The short-term rental sector is notoriously operationally challenging – marketing and distribution, revenue optimisation, channel management, guest communications etc. Proptech platforms are enabling investors to access this market more easily and efficiently, streamlining the process, increasing ROI and diversifying their property portfolios. Companies currently performing well in this sector are those leveraging tech to offer guests flexible, short-term accommodation but with brand-like, hotel amenities – such as Mint House, Sonder and Kasa.
Look at Orion Haus as an example – the largest multifamily, home-sharing management company in the US. It recently added ten buildings to its portfolio and has signed more than 8000 pre-lease agreements. Orion Haus properties enable residents to flex their apartments as and when they like so they can even sublet whilst working or living away from home. Building owners also benefit from the arrangement with an increased ROI. This kind of proptech enabled approach is groundbreaking for owners and investors – opening up a whole new world of possibilities.
Despite the time-consuming nature of short-lets, investors with little prior experience are now empowered to succeed in this space thanks to tech solutions automating many of the pain points involved. One key strategy is for owners and managers to hand over the responsibility of operations and services of short-let properties.
Partnering with an experienced, tech-enabled, guest-facing 24/7 professional hospitality solutions provider is a great way of operating more efficiently and cost-effectively. By handing over essential processes such as channel marketing, distribution and guest communications to all-in-one tech platforms, owners and managers can be sure that these are in hand.
We see this in action at Jetstream, when investors want all-in-one proptech solutions to take responsibility for the whole guest journey, from bookings to guest screening and responding to guest needs as well as ensuring content and pricing is optimised for conversion across all the largest global short-term rental marketplaces.
The upshot is that investors can get involved easily, harness the innovative tech on offer and increase their revenue opportunities.
In 2021, 88% of managers plan on differentiating their business by increasing or optimizing their tech stackBreezeway
Short-term rental tech stacks
None of this would be possible without the rise in tech adoption across short-term rentals.
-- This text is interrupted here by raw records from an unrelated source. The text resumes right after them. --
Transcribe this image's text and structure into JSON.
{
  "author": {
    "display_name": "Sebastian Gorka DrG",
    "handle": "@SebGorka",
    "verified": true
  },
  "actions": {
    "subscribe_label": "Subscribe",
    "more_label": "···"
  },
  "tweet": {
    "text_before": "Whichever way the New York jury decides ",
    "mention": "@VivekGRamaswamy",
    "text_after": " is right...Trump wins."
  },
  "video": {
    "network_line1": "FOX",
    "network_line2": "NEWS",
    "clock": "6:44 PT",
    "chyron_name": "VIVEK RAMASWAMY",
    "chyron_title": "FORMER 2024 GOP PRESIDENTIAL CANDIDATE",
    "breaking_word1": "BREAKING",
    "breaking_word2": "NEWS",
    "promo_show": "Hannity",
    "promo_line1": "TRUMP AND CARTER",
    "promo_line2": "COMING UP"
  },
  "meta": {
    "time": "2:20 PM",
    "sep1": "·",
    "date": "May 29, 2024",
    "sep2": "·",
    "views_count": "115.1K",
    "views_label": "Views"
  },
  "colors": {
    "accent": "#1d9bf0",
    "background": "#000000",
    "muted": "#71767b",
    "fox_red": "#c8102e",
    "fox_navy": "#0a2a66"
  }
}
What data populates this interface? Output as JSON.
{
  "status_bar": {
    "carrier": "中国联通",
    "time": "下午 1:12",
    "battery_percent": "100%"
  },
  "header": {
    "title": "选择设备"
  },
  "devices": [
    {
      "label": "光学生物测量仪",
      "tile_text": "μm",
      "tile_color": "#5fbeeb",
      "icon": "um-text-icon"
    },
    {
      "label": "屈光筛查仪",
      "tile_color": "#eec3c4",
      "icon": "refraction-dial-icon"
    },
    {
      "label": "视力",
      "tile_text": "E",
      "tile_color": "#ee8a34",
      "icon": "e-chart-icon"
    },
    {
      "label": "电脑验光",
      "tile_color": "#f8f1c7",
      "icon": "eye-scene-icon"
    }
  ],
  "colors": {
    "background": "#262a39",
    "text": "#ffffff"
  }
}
Managers are using operational tech solutions as the norm, building their businesses to deliver contactless, seamless stays for guests (particularly relevant for our remote workers). A recent survey from Breezeway found that “in 2021, 88% of managers plan on differentiating their business by increasing or optimizing their tech stack”.
Digital native travellers and workers require keyless entry and smart home tech solutions as standard, and owners want guest screening checks in place to protect their properties. To meet these varied expectations, streamline operations and reduce financial risk, owners and managers can now take advantage of the innovative platforms to realize fully the potential incremental revenues available from flexible rentals.
Getting “teched up” is an essential part of making this sector profitable for investors. As we all continue to live and work more flexibly, I think that the short-let market will attract new investors as well as new guests in the future. Furthermore, staying nimble as a property owner is vital to keep up with market changes. Tech solutions enable investors to keep pace with guest needs, flexible living trends and operational challenges.
When tech is combined with high-quality, no-strings-attached accommodation, people can truly experience the benefits of living flexibly and owners or investors can really maximise the potential of their assets.